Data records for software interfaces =
--

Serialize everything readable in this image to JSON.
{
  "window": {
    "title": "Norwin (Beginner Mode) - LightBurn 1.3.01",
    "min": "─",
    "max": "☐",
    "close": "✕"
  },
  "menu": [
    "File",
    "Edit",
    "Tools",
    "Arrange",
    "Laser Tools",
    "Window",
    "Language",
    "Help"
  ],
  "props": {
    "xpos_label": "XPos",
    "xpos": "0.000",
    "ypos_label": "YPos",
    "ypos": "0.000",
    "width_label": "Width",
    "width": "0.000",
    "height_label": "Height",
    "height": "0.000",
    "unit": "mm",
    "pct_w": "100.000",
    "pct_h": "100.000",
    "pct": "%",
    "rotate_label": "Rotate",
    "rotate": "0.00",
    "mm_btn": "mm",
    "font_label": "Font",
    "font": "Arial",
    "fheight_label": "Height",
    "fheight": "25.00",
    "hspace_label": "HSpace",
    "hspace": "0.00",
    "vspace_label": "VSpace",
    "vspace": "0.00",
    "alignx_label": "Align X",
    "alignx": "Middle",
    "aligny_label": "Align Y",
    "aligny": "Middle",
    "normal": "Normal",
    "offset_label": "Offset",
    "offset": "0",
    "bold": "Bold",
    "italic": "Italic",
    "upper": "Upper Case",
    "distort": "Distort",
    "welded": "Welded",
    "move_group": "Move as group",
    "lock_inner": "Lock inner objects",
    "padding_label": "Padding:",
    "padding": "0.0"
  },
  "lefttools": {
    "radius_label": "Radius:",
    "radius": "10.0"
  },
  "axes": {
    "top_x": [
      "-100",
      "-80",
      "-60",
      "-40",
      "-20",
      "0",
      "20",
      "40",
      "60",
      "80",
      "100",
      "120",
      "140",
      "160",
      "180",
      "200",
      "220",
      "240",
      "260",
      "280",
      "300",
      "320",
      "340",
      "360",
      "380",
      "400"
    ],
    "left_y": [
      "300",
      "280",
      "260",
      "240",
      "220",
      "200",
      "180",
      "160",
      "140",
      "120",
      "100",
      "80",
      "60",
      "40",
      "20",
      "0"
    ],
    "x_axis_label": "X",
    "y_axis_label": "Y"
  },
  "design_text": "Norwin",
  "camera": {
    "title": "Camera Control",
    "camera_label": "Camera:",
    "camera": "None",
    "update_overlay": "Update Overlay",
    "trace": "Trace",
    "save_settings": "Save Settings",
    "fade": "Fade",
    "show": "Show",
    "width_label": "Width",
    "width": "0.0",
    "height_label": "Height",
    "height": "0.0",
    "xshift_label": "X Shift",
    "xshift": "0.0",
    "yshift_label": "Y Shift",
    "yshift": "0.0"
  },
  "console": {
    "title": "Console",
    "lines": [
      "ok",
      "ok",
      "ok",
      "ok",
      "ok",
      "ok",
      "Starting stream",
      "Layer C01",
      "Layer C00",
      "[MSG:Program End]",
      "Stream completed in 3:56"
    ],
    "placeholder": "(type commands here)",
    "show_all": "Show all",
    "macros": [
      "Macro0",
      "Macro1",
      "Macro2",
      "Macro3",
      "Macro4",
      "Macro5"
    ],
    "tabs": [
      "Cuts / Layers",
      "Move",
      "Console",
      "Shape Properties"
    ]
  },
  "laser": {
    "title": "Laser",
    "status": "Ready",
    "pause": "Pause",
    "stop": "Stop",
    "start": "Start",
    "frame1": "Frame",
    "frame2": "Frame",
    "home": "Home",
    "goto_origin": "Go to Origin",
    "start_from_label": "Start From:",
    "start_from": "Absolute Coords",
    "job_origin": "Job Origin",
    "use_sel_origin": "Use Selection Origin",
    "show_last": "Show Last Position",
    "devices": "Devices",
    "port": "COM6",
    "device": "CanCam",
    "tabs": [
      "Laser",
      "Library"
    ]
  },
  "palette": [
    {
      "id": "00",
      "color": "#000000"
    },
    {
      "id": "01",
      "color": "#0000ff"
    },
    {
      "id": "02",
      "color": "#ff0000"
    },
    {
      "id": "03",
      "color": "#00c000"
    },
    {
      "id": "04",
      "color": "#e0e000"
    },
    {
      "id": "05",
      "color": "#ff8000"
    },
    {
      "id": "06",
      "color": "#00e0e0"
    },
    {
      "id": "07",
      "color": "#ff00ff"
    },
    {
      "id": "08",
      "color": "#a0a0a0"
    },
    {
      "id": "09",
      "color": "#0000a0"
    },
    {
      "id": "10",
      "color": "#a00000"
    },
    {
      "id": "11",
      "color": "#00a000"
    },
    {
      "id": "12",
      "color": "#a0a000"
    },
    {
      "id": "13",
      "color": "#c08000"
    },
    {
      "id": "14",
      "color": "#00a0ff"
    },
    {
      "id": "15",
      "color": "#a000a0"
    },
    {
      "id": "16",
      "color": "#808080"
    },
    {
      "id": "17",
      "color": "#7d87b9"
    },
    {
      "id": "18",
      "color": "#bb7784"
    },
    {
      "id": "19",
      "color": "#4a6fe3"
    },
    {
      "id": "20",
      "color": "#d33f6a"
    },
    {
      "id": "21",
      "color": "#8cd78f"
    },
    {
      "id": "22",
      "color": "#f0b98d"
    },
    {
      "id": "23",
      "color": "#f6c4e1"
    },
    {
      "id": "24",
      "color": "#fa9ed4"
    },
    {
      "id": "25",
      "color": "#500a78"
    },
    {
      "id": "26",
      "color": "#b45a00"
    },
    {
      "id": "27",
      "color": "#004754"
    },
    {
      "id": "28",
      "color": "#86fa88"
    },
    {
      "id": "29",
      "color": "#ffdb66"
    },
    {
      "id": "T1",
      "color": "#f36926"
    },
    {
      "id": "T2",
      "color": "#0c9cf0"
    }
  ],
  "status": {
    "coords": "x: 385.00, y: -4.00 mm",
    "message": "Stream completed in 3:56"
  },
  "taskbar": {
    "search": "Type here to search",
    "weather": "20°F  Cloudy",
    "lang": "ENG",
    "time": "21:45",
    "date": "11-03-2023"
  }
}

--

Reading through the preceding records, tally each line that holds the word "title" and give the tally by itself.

RESPONSE TO THIS EXERCISE =
4